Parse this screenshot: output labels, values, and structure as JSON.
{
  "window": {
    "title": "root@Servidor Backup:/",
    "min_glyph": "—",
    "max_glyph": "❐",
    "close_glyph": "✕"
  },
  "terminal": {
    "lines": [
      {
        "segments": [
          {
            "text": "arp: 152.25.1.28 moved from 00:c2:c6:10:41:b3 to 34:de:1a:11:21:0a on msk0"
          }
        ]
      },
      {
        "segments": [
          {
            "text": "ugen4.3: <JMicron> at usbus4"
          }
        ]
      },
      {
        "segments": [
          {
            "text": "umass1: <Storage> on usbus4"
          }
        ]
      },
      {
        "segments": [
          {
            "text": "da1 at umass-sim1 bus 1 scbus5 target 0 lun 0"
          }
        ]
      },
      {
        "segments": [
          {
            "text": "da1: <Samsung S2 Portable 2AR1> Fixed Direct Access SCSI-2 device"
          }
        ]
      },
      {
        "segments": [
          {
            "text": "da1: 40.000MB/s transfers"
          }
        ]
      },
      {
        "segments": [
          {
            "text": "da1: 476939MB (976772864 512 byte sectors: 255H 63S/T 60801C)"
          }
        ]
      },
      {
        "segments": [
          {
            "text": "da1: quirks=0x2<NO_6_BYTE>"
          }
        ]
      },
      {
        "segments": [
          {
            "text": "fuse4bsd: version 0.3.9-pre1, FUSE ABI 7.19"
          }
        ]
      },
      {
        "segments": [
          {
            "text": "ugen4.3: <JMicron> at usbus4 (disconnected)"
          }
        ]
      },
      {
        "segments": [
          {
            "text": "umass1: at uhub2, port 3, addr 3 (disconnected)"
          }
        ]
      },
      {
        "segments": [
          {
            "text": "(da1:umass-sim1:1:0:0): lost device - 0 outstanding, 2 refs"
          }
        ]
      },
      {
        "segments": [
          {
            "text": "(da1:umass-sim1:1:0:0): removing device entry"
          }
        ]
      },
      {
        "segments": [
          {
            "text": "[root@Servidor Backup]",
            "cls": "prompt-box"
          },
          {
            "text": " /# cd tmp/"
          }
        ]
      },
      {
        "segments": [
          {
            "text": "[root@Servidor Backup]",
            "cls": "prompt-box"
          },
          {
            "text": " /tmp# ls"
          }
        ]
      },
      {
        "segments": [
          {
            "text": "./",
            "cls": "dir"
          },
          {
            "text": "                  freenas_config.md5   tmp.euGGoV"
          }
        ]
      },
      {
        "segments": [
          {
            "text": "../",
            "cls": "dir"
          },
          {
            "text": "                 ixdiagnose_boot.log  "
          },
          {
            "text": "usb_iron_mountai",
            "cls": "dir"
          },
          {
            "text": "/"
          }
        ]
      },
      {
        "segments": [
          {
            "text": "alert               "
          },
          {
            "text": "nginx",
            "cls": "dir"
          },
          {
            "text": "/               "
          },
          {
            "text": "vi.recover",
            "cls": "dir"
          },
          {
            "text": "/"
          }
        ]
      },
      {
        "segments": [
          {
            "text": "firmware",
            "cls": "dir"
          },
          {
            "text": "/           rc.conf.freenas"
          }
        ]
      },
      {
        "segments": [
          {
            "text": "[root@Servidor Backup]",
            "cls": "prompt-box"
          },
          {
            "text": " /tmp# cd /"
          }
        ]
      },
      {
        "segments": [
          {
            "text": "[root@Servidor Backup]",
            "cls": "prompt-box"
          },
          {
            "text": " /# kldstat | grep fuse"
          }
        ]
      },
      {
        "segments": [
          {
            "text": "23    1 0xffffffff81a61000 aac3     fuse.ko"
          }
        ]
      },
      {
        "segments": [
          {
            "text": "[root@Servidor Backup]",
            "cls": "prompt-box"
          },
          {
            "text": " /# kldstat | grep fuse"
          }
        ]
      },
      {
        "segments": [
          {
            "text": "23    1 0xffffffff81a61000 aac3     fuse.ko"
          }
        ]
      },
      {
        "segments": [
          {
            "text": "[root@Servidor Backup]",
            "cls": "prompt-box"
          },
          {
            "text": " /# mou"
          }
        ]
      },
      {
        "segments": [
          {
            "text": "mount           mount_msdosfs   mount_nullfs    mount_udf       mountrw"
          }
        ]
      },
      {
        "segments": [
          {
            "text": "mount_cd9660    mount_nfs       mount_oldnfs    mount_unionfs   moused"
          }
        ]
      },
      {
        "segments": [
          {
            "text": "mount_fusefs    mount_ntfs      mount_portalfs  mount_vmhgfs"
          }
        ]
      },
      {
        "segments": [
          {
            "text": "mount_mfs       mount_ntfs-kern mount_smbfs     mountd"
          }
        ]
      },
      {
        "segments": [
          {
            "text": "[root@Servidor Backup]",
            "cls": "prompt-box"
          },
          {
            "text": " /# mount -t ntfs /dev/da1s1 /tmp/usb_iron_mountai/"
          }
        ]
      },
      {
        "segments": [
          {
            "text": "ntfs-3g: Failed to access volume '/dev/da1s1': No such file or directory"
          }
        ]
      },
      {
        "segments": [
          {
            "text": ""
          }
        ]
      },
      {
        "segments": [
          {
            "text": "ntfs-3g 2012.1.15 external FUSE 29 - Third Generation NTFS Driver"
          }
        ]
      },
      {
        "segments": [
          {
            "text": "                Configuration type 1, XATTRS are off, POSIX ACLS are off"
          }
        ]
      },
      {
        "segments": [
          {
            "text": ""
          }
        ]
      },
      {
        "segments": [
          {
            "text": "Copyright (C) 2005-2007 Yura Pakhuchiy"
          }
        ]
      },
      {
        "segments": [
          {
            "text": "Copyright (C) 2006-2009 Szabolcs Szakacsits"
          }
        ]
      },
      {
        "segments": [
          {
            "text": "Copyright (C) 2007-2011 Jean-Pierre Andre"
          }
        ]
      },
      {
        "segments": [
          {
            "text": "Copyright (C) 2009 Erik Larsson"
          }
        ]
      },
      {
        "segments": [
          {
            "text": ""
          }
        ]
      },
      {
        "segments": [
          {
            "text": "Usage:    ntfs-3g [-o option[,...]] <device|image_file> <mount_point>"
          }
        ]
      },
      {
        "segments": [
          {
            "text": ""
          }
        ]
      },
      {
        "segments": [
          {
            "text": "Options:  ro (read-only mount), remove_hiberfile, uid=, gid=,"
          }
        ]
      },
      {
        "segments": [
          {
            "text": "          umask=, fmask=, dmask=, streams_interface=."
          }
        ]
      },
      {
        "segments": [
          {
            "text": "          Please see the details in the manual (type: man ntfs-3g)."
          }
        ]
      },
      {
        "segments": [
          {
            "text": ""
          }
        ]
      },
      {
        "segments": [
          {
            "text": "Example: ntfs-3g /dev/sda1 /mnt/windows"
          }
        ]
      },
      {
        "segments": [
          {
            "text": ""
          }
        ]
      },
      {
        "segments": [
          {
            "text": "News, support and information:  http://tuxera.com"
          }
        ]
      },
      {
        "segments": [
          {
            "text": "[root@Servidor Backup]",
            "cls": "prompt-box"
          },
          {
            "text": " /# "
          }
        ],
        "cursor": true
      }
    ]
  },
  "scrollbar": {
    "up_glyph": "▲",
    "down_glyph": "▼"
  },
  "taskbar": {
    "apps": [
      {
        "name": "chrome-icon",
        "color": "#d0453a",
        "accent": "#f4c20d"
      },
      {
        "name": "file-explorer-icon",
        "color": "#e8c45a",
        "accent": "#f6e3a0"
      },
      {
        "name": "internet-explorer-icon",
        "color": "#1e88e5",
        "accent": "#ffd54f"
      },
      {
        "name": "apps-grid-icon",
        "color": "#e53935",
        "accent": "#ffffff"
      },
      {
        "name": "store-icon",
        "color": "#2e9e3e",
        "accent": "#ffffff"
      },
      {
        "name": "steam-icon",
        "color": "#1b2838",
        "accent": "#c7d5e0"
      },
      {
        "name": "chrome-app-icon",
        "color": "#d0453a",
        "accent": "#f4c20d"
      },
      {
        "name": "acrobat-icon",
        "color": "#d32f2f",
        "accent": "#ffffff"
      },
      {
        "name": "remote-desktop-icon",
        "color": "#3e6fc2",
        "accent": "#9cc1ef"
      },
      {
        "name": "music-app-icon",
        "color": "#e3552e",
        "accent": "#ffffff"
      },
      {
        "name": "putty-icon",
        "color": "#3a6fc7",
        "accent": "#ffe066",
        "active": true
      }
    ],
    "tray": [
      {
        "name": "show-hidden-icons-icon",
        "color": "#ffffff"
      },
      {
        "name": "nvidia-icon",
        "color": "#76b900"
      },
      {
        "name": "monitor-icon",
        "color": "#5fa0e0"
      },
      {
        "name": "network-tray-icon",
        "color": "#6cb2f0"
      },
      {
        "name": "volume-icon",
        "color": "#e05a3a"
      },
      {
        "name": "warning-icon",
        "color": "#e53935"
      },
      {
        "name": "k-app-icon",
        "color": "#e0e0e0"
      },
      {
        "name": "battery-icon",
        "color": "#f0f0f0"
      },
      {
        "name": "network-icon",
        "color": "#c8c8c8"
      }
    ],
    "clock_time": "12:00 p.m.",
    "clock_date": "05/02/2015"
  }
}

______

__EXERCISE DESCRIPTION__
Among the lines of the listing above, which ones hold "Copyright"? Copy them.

__WRITTEN REPLY__
            "text": "Copyright (C) 2005-2007 Yura Pakhuchiy"
            "text": "Copyright (C) 2006-2009 Szabolcs Szakacsits"
            "text": "Copyright (C) 2007-2011 Jean-Pierre Andre"
            "text": "Copyright (C) 2009 Erik Larsson"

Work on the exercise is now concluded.